These businesses will play a key role in driving future economic growth. And this is why the UK Government invests in programmes such as Creative Scale-Up and Creative Careers, which have encouraged growth and talent development across the creative industries right across the country. Together with UK Research and Innovation, we continue to provide support for research and development across the UK through the Creative Clusters programme, and encourage these businesses to drive the ideas of tomorrow.
Our creative sectors have demonstrated their resilience, innovation, and staying power over the last two years. Their adoption of digital technology has enabled worldwide online access to our great national and regional museums, concert halls and artists. More than 10 million people viewed the productions of our National Theatre in the first few months of lockdown, and hearteningly, the National Theatre says its streaming figures equate to its venues being completely filled for 11 years, which is a remarkable figure. Although these can never fully match the live experience, digital alternatives have enabled greater access to cultural productions and entertainment. We will continue to support digital solutions, through programmes such as the UK Research and Innovation’s ‘Audience of the Future’ programme, for the development of innovative content, and pioneering cutting-edge, immersive experiences that are accessible to the general public across the world.

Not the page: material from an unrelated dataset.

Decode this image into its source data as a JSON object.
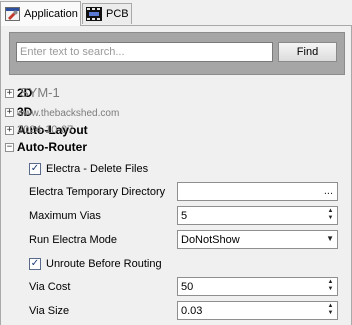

UK creative technologies have the potential to be leading on our response to climate change, through ambitious innovative sustainable practices, and contributing to our Net Zero target for 2050. This impressive site here at Expo 2022 is an example of the wonders innovative design and cutting-edge technology can bring to life. I want to commend the sustainability-themed pavilion, in particular its landscape design and visitor experience for “Terra”, which was co-led by the Eden project, the UK’s iconic environmental visitor attraction.
The UK is already leading in sustainable fashion of course. From world-leading labels such as Stella McCartney to innovative small to medium organisations, the UK fashion industry is taking significant action on sustainability, which was showcased just last month, through our successful UK Expo 2020 ‘WEAR Breakthrough Moment’. Through the ‘Institute of Positive Fashion programme’ launched by the British Fashion Council, UK businesses are leading the way in driving change to transform the industry to a more circular, sustainable model, which will deliver significant environmental and economic impacts.
Working in partnership, with our friends from the Gulf, is absolutely key to delivering these objectives ahead of us.
I’m looking forward to today’s discussions, which will be a force of collective intelligence, and an opportunity to hear from thought leaders from a vast array of sectors. Including Design: with Priestman Goode, Film and Television: with the British Film Institute, Museums: with the V&A, and Digital arts and technologies: with the Biome collective and Disguise.
So that’s enough from me, over to the panel, thank you very much.